Even if the camera sometimes proves to be difficult, the tight controls based off of the genre defining Mario 64 setup are near perfect. Controlling Mario will be of no real challenge to experienced players but is simple enough for the most casual of gamers to pick up and enjoy. The Wii remote functionality is limited, something that proves to be beneficial. It is used for the aforementioned traveling between planets and picking up star bits, but it is also utilized nicely into the combat. By shaking the Wii remote, the player has the ability to do a spin attack which proves to be essential in several boss battles and causes enemies to drop different items than through the traditional jump-on-the-head method.
More importantly, the motion control functionality is used intermittently with various mini games and thus do not become tiresome. When many Wii games go wrong with their inclusion of motion control for every basic action, Super Mario Galaxy gets it right--only using it for certain elements that enhance, not detract, from the gameplay.
Combined with the gameplay and tight controls, the audio and graphical presentation really make Super Mario Galaxy stand out from any other game available on the Wii. The game is simply the best looking game from a graphical and an artistic standpoint as all of the worlds are intriguing while made all the more interesting through the vibrant color pallet. Like the graphics, the audio is one of the best found on the platform. The mix of classic and new sounds is a symmetry that is phenomenal. Players will not only hear the classic Mario songs and their remixes, but also hear fully orchestrated tracks that are memorable.

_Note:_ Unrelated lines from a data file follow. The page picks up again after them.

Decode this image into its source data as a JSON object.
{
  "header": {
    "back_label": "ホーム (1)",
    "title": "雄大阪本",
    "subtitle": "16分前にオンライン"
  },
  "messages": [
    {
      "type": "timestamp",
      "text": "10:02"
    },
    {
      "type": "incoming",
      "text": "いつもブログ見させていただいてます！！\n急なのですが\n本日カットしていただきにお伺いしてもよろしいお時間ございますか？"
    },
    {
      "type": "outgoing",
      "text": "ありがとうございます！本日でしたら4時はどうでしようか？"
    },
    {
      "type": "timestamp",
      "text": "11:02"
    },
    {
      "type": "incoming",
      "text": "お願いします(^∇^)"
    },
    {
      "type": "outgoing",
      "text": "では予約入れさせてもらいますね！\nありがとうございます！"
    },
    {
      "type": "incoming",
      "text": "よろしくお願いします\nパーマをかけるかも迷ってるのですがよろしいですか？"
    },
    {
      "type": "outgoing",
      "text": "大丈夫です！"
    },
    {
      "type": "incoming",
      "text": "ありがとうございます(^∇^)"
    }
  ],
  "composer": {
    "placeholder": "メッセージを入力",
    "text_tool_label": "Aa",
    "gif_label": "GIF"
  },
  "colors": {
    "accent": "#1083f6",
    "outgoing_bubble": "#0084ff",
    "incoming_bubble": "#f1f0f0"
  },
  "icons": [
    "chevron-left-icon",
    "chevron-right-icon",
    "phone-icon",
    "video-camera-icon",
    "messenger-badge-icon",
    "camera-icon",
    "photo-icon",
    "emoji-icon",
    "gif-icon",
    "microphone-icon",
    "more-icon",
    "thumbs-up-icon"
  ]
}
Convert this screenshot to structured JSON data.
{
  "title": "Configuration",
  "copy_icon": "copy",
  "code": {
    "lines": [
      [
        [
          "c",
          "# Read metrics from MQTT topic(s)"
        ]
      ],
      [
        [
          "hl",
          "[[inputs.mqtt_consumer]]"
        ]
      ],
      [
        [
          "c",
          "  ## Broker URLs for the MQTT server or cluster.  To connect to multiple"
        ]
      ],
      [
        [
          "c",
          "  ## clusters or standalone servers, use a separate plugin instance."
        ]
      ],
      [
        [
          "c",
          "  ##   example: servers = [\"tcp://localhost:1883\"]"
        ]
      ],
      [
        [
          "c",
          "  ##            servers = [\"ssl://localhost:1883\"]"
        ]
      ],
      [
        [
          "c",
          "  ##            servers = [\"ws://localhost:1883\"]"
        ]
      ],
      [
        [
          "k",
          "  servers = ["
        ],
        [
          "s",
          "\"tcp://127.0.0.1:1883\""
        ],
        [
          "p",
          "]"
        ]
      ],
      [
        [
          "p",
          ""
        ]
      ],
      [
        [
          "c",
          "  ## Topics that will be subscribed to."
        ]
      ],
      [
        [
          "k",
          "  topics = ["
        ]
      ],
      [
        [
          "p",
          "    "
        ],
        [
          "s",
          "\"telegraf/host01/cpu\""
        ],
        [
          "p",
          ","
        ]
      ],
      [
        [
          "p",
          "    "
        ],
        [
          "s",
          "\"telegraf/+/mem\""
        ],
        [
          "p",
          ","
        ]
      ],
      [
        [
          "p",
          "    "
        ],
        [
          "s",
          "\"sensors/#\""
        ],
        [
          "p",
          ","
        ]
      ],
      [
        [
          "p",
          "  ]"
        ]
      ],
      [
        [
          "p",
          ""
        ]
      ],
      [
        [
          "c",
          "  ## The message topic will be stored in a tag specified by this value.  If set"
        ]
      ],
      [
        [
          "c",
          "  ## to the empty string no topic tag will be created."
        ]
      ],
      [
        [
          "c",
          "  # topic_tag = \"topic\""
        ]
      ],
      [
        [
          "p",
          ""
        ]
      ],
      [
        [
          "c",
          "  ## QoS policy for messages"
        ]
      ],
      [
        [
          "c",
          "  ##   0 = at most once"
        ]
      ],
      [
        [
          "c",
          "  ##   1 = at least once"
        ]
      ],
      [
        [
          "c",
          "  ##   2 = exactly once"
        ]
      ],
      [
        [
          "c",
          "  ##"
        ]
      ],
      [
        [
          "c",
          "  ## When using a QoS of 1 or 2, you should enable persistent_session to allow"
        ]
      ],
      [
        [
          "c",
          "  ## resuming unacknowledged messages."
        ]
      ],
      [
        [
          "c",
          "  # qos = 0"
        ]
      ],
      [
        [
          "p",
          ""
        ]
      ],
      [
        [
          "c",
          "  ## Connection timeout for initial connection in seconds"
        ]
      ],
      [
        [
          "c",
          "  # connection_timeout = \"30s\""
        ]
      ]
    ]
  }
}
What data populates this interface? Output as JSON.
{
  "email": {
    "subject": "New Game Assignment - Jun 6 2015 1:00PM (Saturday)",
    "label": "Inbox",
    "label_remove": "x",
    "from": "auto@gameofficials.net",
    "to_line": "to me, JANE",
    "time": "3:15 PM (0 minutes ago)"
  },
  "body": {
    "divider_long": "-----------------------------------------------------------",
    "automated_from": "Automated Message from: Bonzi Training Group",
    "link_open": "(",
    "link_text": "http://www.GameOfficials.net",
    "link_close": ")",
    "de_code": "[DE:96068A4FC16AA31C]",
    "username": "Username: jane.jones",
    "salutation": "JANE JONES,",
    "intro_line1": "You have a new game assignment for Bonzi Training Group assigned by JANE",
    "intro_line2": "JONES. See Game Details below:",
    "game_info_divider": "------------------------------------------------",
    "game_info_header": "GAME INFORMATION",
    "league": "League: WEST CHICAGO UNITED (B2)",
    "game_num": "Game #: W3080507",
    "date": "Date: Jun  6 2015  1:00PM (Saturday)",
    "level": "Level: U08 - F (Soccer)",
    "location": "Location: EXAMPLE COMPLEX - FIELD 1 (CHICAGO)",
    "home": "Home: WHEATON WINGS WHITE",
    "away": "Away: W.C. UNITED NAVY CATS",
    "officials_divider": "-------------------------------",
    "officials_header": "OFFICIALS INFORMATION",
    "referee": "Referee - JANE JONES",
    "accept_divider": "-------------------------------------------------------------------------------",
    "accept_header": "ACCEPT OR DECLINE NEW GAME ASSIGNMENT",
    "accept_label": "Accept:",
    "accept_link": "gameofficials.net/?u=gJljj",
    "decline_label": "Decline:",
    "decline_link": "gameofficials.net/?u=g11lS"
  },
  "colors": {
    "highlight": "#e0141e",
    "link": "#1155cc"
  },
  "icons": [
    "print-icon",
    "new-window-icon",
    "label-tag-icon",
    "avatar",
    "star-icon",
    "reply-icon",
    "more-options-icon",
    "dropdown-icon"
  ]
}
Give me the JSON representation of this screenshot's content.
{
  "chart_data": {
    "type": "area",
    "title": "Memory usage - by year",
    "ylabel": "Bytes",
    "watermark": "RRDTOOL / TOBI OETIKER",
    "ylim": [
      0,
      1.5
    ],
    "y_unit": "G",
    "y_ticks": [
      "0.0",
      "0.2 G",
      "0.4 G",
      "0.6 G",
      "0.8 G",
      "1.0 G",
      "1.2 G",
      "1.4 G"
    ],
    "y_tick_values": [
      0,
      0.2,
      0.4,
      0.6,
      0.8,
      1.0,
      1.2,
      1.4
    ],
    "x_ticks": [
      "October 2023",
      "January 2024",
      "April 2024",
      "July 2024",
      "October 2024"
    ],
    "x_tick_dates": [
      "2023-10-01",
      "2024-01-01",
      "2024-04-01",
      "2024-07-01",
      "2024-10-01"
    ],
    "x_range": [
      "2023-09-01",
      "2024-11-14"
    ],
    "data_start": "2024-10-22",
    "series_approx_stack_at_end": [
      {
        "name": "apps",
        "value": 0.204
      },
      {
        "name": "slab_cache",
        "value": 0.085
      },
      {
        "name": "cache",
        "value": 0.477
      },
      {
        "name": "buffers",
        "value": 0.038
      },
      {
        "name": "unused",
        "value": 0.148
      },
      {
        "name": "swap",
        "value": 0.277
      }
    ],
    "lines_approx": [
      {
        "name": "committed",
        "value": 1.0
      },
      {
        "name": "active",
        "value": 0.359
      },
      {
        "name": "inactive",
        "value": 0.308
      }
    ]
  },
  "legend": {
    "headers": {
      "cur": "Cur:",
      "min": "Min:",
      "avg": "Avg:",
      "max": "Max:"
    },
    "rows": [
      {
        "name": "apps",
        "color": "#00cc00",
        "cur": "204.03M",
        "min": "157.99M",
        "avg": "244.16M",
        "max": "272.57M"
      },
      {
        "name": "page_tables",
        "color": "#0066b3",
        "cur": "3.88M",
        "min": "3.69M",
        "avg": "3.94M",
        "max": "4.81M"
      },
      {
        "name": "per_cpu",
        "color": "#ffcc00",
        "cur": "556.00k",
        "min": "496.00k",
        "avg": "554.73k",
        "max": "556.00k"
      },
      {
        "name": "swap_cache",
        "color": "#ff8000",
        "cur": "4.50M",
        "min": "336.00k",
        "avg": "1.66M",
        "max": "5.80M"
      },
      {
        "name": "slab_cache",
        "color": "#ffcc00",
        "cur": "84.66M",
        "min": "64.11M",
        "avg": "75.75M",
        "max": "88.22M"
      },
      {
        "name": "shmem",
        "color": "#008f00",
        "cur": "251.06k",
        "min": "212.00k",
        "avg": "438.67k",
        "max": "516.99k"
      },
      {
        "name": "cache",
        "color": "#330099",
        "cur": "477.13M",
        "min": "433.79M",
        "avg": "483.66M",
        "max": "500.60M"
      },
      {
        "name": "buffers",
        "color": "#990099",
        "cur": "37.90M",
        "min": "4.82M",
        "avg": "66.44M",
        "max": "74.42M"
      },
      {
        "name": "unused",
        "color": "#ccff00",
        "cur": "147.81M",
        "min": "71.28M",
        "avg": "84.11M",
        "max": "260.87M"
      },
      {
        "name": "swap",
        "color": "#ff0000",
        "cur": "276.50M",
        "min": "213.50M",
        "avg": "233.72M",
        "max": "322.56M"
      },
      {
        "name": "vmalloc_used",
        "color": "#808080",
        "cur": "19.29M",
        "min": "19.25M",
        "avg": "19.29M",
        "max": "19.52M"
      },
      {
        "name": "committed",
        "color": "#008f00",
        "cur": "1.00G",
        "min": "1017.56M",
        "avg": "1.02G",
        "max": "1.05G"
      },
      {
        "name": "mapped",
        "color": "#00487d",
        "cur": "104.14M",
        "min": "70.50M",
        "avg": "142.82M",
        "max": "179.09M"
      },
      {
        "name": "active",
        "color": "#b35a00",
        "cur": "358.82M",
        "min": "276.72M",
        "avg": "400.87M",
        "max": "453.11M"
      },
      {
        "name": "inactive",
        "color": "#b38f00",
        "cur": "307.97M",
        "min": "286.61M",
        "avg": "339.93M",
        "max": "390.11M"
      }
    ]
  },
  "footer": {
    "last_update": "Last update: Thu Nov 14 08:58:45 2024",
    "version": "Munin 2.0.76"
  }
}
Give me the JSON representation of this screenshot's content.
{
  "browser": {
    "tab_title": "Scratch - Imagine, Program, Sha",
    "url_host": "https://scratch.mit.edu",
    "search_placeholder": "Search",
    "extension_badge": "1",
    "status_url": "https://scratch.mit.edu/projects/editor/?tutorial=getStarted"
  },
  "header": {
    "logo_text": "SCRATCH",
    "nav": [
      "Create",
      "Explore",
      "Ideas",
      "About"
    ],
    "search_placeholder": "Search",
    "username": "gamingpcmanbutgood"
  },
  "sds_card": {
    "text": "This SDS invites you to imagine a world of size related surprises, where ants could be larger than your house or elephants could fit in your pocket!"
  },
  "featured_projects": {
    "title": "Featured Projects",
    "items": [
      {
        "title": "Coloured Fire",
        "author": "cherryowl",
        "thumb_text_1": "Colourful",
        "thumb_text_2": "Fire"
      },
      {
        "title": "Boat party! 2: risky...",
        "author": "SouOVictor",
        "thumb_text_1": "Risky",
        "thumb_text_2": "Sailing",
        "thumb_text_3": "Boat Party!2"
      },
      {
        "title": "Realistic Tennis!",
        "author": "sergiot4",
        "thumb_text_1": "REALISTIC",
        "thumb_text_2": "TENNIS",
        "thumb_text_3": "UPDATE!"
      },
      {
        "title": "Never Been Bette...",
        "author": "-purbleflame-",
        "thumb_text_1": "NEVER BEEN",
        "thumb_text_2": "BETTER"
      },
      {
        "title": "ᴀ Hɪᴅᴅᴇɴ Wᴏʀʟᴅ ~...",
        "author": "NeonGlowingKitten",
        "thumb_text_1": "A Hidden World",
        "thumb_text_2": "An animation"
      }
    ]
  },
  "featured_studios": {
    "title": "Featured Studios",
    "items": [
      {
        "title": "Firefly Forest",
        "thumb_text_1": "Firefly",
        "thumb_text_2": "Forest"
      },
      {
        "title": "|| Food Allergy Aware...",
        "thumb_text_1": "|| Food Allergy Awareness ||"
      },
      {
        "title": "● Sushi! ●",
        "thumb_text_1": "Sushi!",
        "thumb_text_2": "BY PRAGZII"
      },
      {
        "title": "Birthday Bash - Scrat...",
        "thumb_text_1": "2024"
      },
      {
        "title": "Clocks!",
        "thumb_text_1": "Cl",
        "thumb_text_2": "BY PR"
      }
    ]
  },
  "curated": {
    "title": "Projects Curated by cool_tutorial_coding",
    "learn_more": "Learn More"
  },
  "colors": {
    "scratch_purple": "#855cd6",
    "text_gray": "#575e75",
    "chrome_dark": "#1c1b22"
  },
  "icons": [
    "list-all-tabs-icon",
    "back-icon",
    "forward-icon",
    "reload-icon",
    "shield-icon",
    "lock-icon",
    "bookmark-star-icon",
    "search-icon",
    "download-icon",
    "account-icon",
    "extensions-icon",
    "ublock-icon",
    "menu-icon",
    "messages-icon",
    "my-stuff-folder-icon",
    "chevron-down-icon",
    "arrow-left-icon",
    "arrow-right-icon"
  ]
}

Super Mario Galaxy can be summed up by stating that it is a return to form. Not a form in the sense of structure, but rather of feel. While playing this game one will surely notice that it is fun and more importantly, different that everything else. The game includes many of the elements that made previous Mario games so memorable while almost completely reinventing the experience due to the new control scheme and the sensational level design. Nintendo's mascot has never been better, and this adventure is not something anyone can afford to miss.